From the colophon on folio 111v we learn that the manuscript was copied by a scribe called Shabtai. Perhaps not surprisingly for a mystical text, the colophon is presented in the form of a riddle. Nothing more is known of Shabtai, and until now there has been no other scribe with this name found in any other contemporary Sephardi manuscript.
It is possible that Shabtai copied the manuscript for his own use; it seems that he was not able (or did not need) to plan or prepare its layout in advance, nor edit the order of textual units. There are several later marginal corrections and deletions though. It is precisely this organic, unedited format that makes this manuscript so valuable and telling in terms of the formation of the Zoharic canon. Parts of the manuscript represent textual traditions that have never appeared in print in any of the several editions of the Zohar that had become such a popular book by the late 16th and 17th centuries.
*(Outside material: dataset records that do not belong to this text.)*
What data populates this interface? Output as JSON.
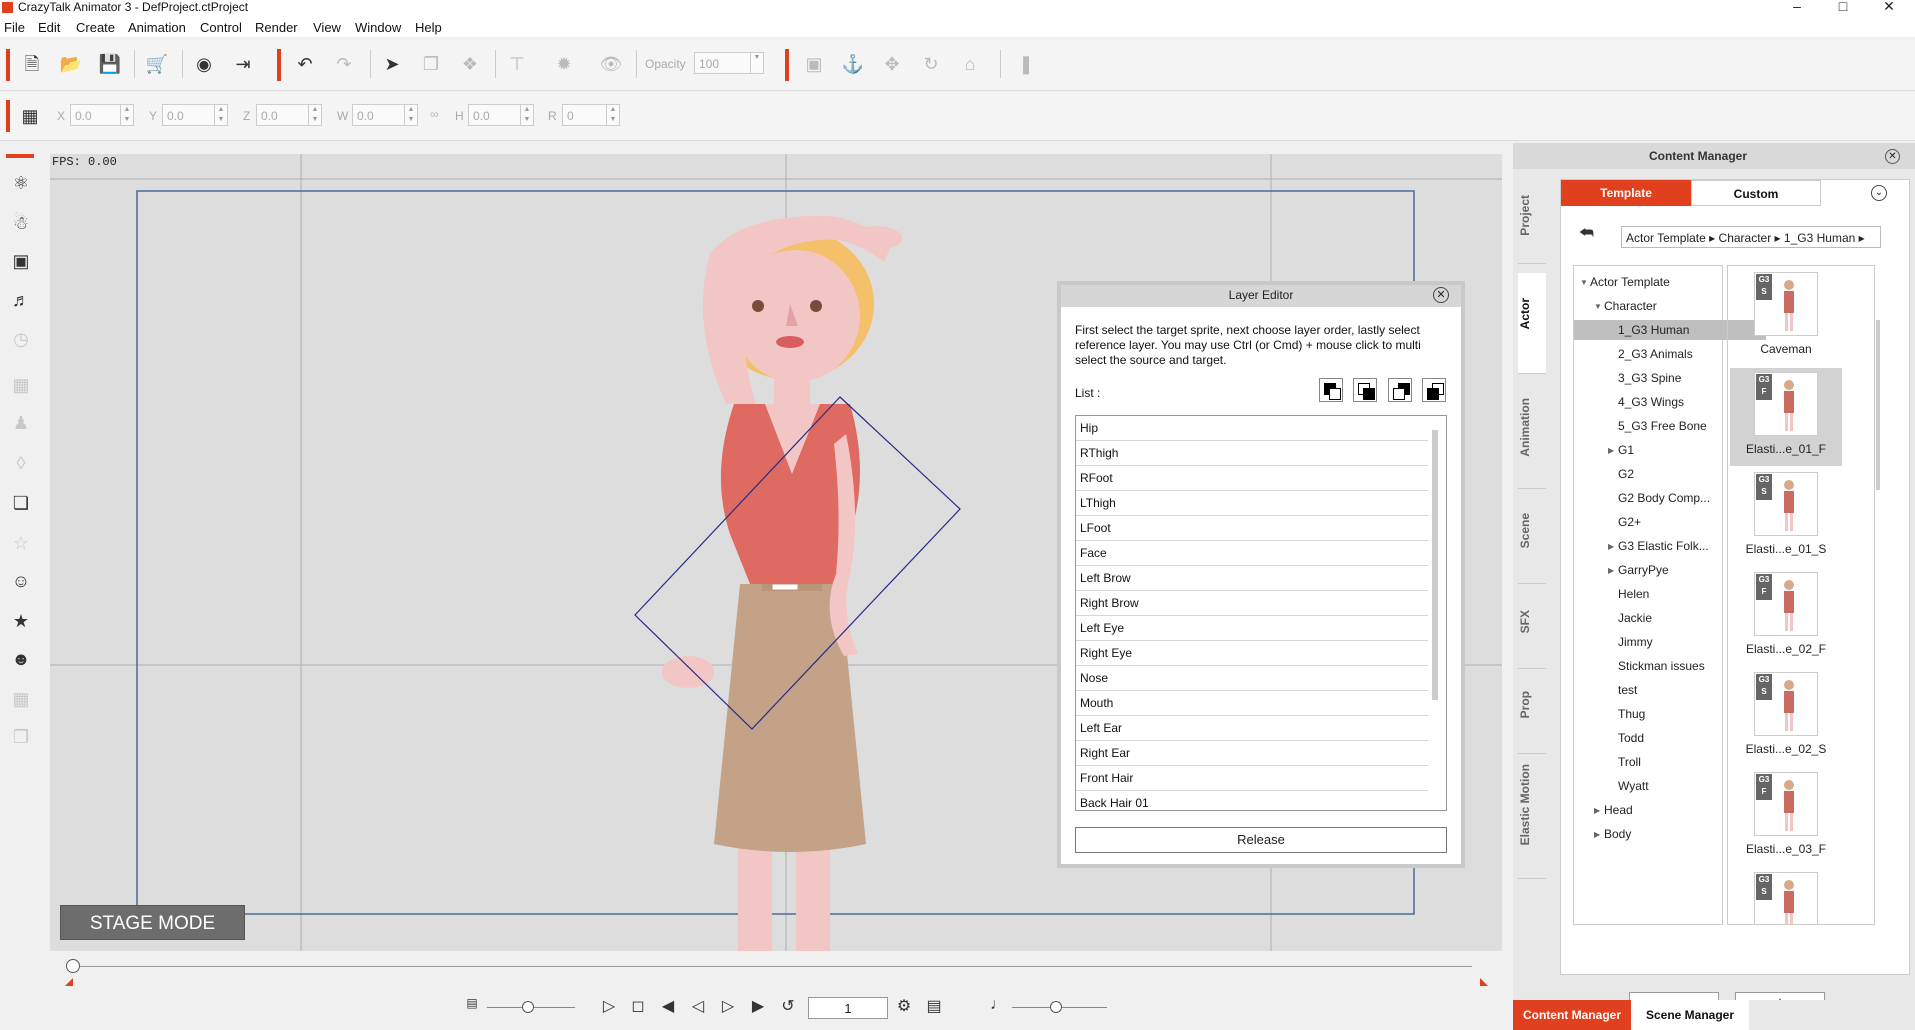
{
  "window": {
    "title": "CrazyTalk Animator 3  - DefProject.ctProject"
  },
  "menu": [
    "File",
    "Edit",
    "Create",
    "Animation",
    "Control",
    "Render",
    "View",
    "Window",
    "Help"
  ],
  "toolbar": {
    "opacity_label": "Opacity",
    "opacity_value": "100"
  },
  "transform": {
    "x_label": "X",
    "x_value": "0.0",
    "y_label": "Y",
    "y_value": "0.0",
    "z_label": "Z",
    "z_value": "0.0",
    "w_label": "W",
    "w_value": "0.0",
    "h_label": "H",
    "h_value": "0.0",
    "r_label": "R",
    "r_value": "0"
  },
  "stage": {
    "fps": "FPS: 0.00",
    "mode_label": "STAGE MODE"
  },
  "timeline": {
    "frame": "1"
  },
  "layer_editor": {
    "title": "Layer Editor",
    "description": "First select the target sprite, next choose layer order, lastly select reference layer. You may use Ctrl (or Cmd) + mouse click to multi select the source and target.",
    "list_label": "List :",
    "items": [
      "Hip",
      "RThigh",
      "RFoot",
      "LThigh",
      "LFoot",
      "Face",
      "Left Brow",
      "Right Brow",
      "Left Eye",
      "Right Eye",
      "Nose",
      "Mouth",
      "Left Ear",
      "Right Ear",
      "Front Hair",
      "Back Hair 01"
    ],
    "release_label": "Release"
  },
  "content_manager": {
    "title": "Content Manager",
    "side_tabs": [
      "Project",
      "Actor",
      "Animation",
      "Scene",
      "SFX",
      "Prop",
      "Elastic Motion"
    ],
    "active_side_tab": "Actor",
    "tabs": {
      "template": "Template",
      "custom": "Custom"
    },
    "breadcrumb": [
      "Actor Template",
      "Character",
      "1_G3 Human"
    ],
    "tree": [
      {
        "label": "Actor Template",
        "depth": 0,
        "arrow": "down"
      },
      {
        "label": "Character",
        "depth": 1,
        "arrow": "down"
      },
      {
        "label": "1_G3 Human",
        "depth": 2,
        "arrow": "",
        "selected": true
      },
      {
        "label": "2_G3 Animals",
        "depth": 2,
        "arrow": ""
      },
      {
        "label": "3_G3 Spine",
        "depth": 2,
        "arrow": ""
      },
      {
        "label": "4_G3 Wings",
        "depth": 2,
        "arrow": ""
      },
      {
        "label": "5_G3 Free Bone",
        "depth": 2,
        "arrow": ""
      },
      {
        "label": "G1",
        "depth": 2,
        "arrow": "right"
      },
      {
        "label": "G2",
        "depth": 2,
        "arrow": ""
      },
      {
        "label": "G2 Body Comp...",
        "depth": 2,
        "arrow": ""
      },
      {
        "label": "G2+",
        "depth": 2,
        "arrow": ""
      },
      {
        "label": "G3 Elastic Folk...",
        "depth": 2,
        "arrow": "right"
      },
      {
        "label": "GarryPye",
        "depth": 2,
        "arrow": "right"
      },
      {
        "label": "Helen",
        "depth": 2,
        "arrow": ""
      },
      {
        "label": "Jackie",
        "depth": 2,
        "arrow": ""
      },
      {
        "label": "Jimmy",
        "depth": 2,
        "arrow": ""
      },
      {
        "label": "Stickman issues",
        "depth": 2,
        "arrow": ""
      },
      {
        "label": "test",
        "depth": 2,
        "arrow": ""
      },
      {
        "label": "Thug",
        "depth": 2,
        "arrow": ""
      },
      {
        "label": "Todd",
        "depth": 2,
        "arrow": ""
      },
      {
        "label": "Troll",
        "depth": 2,
        "arrow": ""
      },
      {
        "label": "Wyatt",
        "depth": 2,
        "arrow": ""
      },
      {
        "label": "Head",
        "depth": 1,
        "arrow": "right"
      },
      {
        "label": "Body",
        "depth": 1,
        "arrow": "right"
      }
    ],
    "thumbnails": [
      {
        "label": "Caveman",
        "badge": "G3 S"
      },
      {
        "label": "Elasti...e_01_F",
        "badge": "G3 F",
        "selected": true
      },
      {
        "label": "Elasti...e_01_S",
        "badge": "G3 S"
      },
      {
        "label": "Elasti...e_02_F",
        "badge": "G3 F"
      },
      {
        "label": "Elasti...e_02_S",
        "badge": "G3 S"
      },
      {
        "label": "Elasti...e_03_F",
        "badge": "G3 F"
      },
      {
        "label": "",
        "badge": "G3 S"
      }
    ]
  },
  "bottom_tabs": {
    "content_manager": "Content Manager",
    "scene_manager": "Scene Manager"
  },
  "colors": {
    "accent": "#e0401d",
    "stage_bg": "#dddddd"
  }
}
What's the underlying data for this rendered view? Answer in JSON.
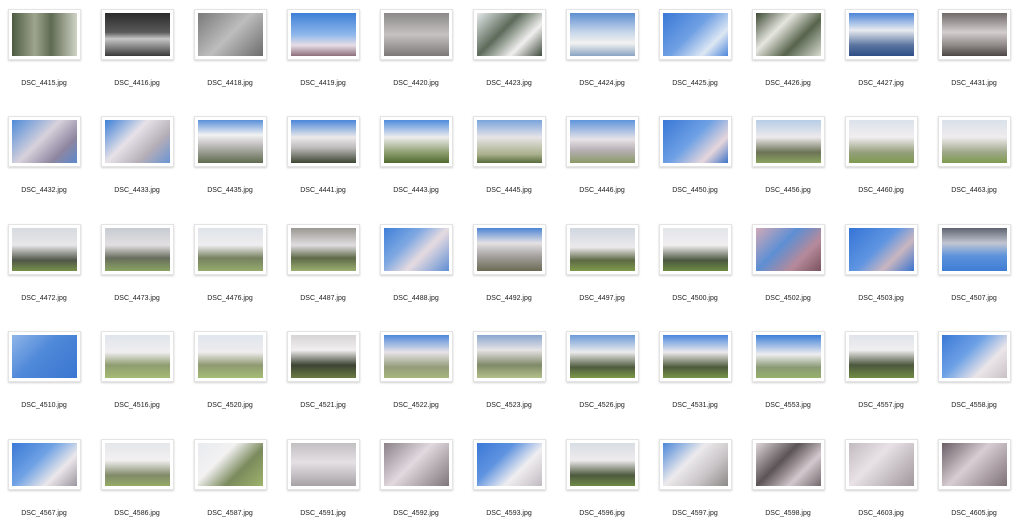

Today, once again there is an enormous interest in esoteric literature and research relating to Jewish mysticism, which attracts an ever increasing number of scholars and students. Cataloguing and digitising kabbalistic manuscripts plays a major role in facilitating their scholarly study. Professor Ronit Meroz (Tel Aviv University) has dedicated an entire chapter to the Merton Zohar manuscript in her recent book for which she was awarded in May 2020 a prestigious book prize in Israel (by Yad Ben Zvi Institute). It is to be hoped, that now that the manuscript is available to all on Digital Bodleian—in its entire splendour—it will inspire further such first-class research.